**Action item**
Return every line of the listing exactly as written.

**Task input**
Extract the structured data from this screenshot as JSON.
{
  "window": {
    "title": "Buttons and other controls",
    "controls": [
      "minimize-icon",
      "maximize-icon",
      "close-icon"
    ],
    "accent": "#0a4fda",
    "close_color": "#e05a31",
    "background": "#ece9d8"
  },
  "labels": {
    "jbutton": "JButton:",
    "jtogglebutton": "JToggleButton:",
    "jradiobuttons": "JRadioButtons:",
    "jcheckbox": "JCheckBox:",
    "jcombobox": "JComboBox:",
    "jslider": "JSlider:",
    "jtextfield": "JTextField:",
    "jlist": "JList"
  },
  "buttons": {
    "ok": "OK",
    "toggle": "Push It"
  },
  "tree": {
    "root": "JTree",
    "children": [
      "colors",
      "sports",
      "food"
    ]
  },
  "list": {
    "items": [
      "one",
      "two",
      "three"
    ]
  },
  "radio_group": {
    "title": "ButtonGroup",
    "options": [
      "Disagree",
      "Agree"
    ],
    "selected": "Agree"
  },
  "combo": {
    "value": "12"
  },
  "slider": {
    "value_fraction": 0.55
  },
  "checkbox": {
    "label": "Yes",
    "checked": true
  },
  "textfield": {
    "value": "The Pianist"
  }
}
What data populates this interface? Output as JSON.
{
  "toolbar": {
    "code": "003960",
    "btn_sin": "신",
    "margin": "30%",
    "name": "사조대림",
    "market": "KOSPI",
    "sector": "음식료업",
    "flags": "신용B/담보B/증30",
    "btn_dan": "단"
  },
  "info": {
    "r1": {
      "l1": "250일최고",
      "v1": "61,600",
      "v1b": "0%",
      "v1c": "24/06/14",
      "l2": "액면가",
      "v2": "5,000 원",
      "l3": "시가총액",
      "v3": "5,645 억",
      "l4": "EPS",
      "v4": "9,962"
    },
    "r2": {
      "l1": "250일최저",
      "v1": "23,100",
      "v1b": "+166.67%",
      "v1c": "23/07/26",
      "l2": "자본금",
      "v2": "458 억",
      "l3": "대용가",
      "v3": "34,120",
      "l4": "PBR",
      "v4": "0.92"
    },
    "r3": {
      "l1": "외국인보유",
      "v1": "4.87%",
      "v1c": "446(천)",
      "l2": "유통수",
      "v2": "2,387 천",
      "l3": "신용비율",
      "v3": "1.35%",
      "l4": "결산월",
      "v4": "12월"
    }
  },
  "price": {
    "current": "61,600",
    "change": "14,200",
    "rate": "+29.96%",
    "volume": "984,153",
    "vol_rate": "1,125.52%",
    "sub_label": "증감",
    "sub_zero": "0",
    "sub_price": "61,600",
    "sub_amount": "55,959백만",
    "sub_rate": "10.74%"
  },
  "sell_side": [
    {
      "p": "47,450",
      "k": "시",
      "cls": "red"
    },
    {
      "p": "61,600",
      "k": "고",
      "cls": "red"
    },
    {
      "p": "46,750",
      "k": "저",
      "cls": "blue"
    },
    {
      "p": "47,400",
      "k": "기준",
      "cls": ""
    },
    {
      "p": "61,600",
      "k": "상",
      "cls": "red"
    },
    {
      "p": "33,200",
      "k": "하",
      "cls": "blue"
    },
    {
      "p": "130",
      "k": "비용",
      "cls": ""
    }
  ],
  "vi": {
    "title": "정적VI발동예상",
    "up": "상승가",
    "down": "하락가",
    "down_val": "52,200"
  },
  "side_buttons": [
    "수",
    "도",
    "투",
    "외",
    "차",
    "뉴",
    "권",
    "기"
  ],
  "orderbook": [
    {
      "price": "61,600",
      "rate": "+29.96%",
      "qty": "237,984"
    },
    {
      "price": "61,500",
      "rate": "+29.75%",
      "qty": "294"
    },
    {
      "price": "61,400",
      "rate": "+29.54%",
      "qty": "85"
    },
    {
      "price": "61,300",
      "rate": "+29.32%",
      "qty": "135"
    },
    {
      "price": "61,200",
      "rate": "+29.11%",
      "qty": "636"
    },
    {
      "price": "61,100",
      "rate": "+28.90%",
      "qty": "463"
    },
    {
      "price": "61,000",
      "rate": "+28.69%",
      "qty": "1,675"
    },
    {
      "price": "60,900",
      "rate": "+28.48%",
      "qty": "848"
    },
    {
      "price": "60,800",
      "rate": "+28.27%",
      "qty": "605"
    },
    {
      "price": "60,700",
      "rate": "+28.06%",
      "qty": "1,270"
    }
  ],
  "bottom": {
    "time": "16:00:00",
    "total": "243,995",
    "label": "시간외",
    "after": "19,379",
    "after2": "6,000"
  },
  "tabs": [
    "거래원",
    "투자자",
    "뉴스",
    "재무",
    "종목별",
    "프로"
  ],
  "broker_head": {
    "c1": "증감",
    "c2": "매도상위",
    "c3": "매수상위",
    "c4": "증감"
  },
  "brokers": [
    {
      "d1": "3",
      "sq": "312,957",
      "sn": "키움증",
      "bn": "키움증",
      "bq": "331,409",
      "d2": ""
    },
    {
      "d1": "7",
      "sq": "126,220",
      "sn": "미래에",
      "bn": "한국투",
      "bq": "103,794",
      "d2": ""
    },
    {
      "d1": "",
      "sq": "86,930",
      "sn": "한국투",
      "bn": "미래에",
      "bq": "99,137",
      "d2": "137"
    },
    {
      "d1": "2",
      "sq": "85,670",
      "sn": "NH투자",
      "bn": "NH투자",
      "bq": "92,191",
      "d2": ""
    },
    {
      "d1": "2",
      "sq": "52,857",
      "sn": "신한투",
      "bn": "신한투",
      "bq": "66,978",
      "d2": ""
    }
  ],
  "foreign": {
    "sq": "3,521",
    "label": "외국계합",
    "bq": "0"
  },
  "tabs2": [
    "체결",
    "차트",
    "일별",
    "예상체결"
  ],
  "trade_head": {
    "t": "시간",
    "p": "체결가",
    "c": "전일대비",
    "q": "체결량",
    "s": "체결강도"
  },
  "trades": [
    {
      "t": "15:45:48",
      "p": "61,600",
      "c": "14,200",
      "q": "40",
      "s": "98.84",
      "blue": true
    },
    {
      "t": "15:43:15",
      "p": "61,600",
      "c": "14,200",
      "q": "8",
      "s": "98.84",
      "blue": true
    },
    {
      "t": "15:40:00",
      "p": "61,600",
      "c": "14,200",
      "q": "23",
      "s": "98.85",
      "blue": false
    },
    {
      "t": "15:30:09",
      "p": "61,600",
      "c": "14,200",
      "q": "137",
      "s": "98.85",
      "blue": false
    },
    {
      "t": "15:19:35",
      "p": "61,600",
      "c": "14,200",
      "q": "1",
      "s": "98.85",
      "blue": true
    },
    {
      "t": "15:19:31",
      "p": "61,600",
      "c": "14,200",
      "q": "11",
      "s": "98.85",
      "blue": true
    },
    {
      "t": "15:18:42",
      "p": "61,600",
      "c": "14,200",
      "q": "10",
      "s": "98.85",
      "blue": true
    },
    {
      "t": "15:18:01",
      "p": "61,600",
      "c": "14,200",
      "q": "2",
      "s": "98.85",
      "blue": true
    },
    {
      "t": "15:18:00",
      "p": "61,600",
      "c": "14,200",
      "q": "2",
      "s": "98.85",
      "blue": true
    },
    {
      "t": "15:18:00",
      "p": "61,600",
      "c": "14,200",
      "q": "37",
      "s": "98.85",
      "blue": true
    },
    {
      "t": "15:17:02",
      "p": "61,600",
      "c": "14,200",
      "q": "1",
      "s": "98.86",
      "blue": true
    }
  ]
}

**Solution to this problem**
Extract the structured data from this screenshot as JSON.
{
  "window": {
    "title": "Buttons and other controls",
    "controls": [
      "minimize-icon",
      "maximize-icon",
      "close-icon"
    ],
    "accent": "#0a4fda",
    "close_color": "#e05a31",
    "background": "#ece9d8"
  },
  "labels": {
    "jbutton": "JButton:",
    "jtogglebutton": "JToggleButton:",
    "jradiobuttons": "JRadioButtons:",
    "jcheckbox": "JCheckBox:",
    "jcombobox": "JComboBox:",
    "jslider": "JSlider:",
    "jtextfield": "JTextField:",
    "jlist": "JList"
  },
  "buttons": {
    "ok": "OK",
    "toggle": "Push It"
  },
  "tree": {
    "root": "JTree",
    "children": [
      "colors",
      "sports",
      "food"
    ]
  },
  "list": {
    "items": [
      "one",
      "two",
      "three"
    ]
  },
  "radio_group": {
    "title": "ButtonGroup",
    "options": [
      "Disagree",
      "Agree"
    ],
    "selected": "Agree"
  },
  "combo": {
    "value": "12"
  },
  "slider": {
    "value_fraction": 0.55
  },
  "checkbox": {
    "label": "Yes",
    "checked": true
  },
  "textfield": {
    "value": "The Pianist"
  }
}
What data populates this interface? Output as JSON.
{
  "toolbar": {
    "code": "003960",
    "btn_sin": "신",
    "margin": "30%",
    "name": "사조대림",
    "market": "KOSPI",
    "sector": "음식료업",
    "flags": "신용B/담보B/증30",
    "btn_dan": "단"
  },
  "info": {
    "r1": {
      "l1": "250일최고",
      "v1": "61,600",
      "v1b": "0%",
      "v1c": "24/06/14",
      "l2": "액면가",
      "v2": "5,000 원",
      "l3": "시가총액",
      "v3": "5,645 억",
      "l4": "EPS",
      "v4": "9,962"
    },
    "r2": {
      "l1": "250일최저",
      "v1": "23,100",
      "v1b": "+166.67%",
      "v1c": "23/07/26",
      "l2": "자본금",
      "v2": "458 억",
      "l3": "대용가",
      "v3": "34,120",
      "l4": "PBR",
      "v4": "0.92"
    },
    "r3": {
      "l1": "외국인보유",
      "v1": "4.87%",
      "v1c": "446(천)",
      "l2": "유통수",
      "v2": "2,387 천",
      "l3": "신용비율",
      "v3": "1.35%",
      "l4": "결산월",
      "v4": "12월"
    }
  },
  "price": {
    "current": "61,600",
    "change": "14,200",
    "rate": "+29.96%",
    "volume": "984,153",
    "vol_rate": "1,125.52%",
    "sub_label": "증감",
    "sub_zero": "0",
    "sub_price": "61,600",
    "sub_amount": "55,959백만",
    "sub_rate": "10.74%"
  },
  "sell_side": [
    {
      "p": "47,450",
      "k": "시",
      "cls": "red"
    },
    {
      "p": "61,600",
      "k": "고",
      "cls": "red"
    },
    {
      "p": "46,750",
      "k": "저",
      "cls": "blue"
    },
    {
      "p": "47,400",
      "k": "기준",
      "cls": ""
    },
    {
      "p": "61,600",
      "k": "상",
      "cls": "red"
    },
    {
      "p": "33,200",
      "k": "하",
      "cls": "blue"
    },
    {
      "p": "130",
      "k": "비용",
      "cls": ""
    }
  ],
  "vi": {
    "title": "정적VI발동예상",
    "up": "상승가",
    "down": "하락가",
    "down_val": "52,200"
  },
  "side_buttons": [
    "수",
    "도",
    "투",
    "외",
    "차",
    "뉴",
    "권",
    "기"
  ],
  "orderbook": [
    {
      "price": "61,600",
      "rate": "+29.96%",
      "qty": "237,984"
    },
    {
      "price": "61,500",
      "rate": "+29.75%",
      "qty": "294"
    },
    {
      "price": "61,400",
      "rate": "+29.54%",
      "qty": "85"
    },
    {
      "price": "61,300",
      "rate": "+29.32%",
      "qty": "135"
    },
    {
      "price": "61,200",
      "rate": "+29.11%",
      "qty": "636"
    },
    {
      "price": "61,100",
      "rate": "+28.90%",
      "qty": "463"
    },
    {
      "price": "61,000",
      "rate": "+28.69%",
      "qty": "1,675"
    },
    {
      "price": "60,900",
      "rate": "+28.48%",
      "qty": "848"
    },
    {
      "price": "60,800",
      "rate": "+28.27%",
      "qty": "605"
    },
    {
      "price": "60,700",
      "rate": "+28.06%",
      "qty": "1,270"
    }
  ],
  "bottom": {
    "time": "16:00:00",
    "total": "243,995",
    "label": "시간외",
    "after": "19,379",
    "after2": "6,000"
  },
  "tabs": [
    "거래원",
    "투자자",
    "뉴스",
    "재무",
    "종목별",
    "프로"
  ],
  "broker_head": {
    "c1": "증감",
    "c2": "매도상위",
    "c3": "매수상위",
    "c4": "증감"
  },
  "brokers": [
    {
      "d1": "3",
      "sq": "312,957",
      "sn": "키움증",
      "bn": "키움증",
      "bq": "331,409",
      "d2": ""
    },
    {
      "d1": "7",
      "sq": "126,220",
      "sn": "미래에",
      "bn": "한국투",
      "bq": "103,794",
      "d2": ""
    },
    {
      "d1": "",
      "sq": "86,930",
      "sn": "한국투",
      "bn": "미래에",
      "bq": "99,137",
      "d2": "137"
    },
    {
      "d1": "2",
      "sq": "85,670",
      "sn": "NH투자",
      "bn": "NH투자",
      "bq": "92,191",
      "d2": ""
    },
    {
      "d1": "2",
      "sq": "52,857",
      "sn": "신한투",
      "bn": "신한투",
      "bq": "66,978",
      "d2": ""
    }
  ],
  "foreign": {
    "sq": "3,521",
    "label": "외국계합",
    "bq": "0"
  },
  "tabs2": [
    "체결",
    "차트",
    "일별",
    "예상체결"
  ],
  "trade_head": {
    "t": "시간",
    "p": "체결가",
    "c": "전일대비",
    "q": "체결량",
    "s": "체결강도"
  },
  "trades": [
    {
      "t": "15:45:48",
      "p": "61,600",
      "c": "14,200",
      "q": "40",
      "s": "98.84",
      "blue": true
    },
    {
      "t": "15:43:15",
      "p": "61,600",
      "c": "14,200",
      "q": "8",
      "s": "98.84",
      "blue": true
    },
    {
      "t": "15:40:00",
      "p": "61,600",
      "c": "14,200",
      "q": "23",
      "s": "98.85",
      "blue": false
    },
    {
      "t": "15:30:09",
      "p": "61,600",
      "c": "14,200",
      "q": "137",
      "s": "98.85",
      "blue": false
    },
    {
      "t": "15:19:35",
      "p": "61,600",
      "c": "14,200",
      "q": "1",
      "s": "98.85",
      "blue": true
    },
    {
      "t": "15:19:31",
      "p": "61,600",
      "c": "14,200",
      "q": "11",
      "s": "98.85",
      "blue": true
    },
    {
      "t": "15:18:42",
      "p": "61,600",
      "c": "14,200",
      "q": "10",
      "s": "98.85",
      "blue": true
    },
    {
      "t": "15:18:01",
      "p": "61,600",
      "c": "14,200",
      "q": "2",
      "s": "98.85",
      "blue": true
    },
    {
      "t": "15:18:00",
      "p": "61,600",
      "c": "14,200",
      "q": "2",
      "s": "98.85",
      "blue": true
    },
    {
      "t": "15:18:00",
      "p": "61,600",
      "c": "14,200",
      "q": "37",
      "s": "98.85",
      "blue": true
    },
    {
      "t": "15:17:02",
      "p": "61,600",
      "c": "14,200",
      "q": "1",
      "s": "98.86",
      "blue": true
    }
  ]
}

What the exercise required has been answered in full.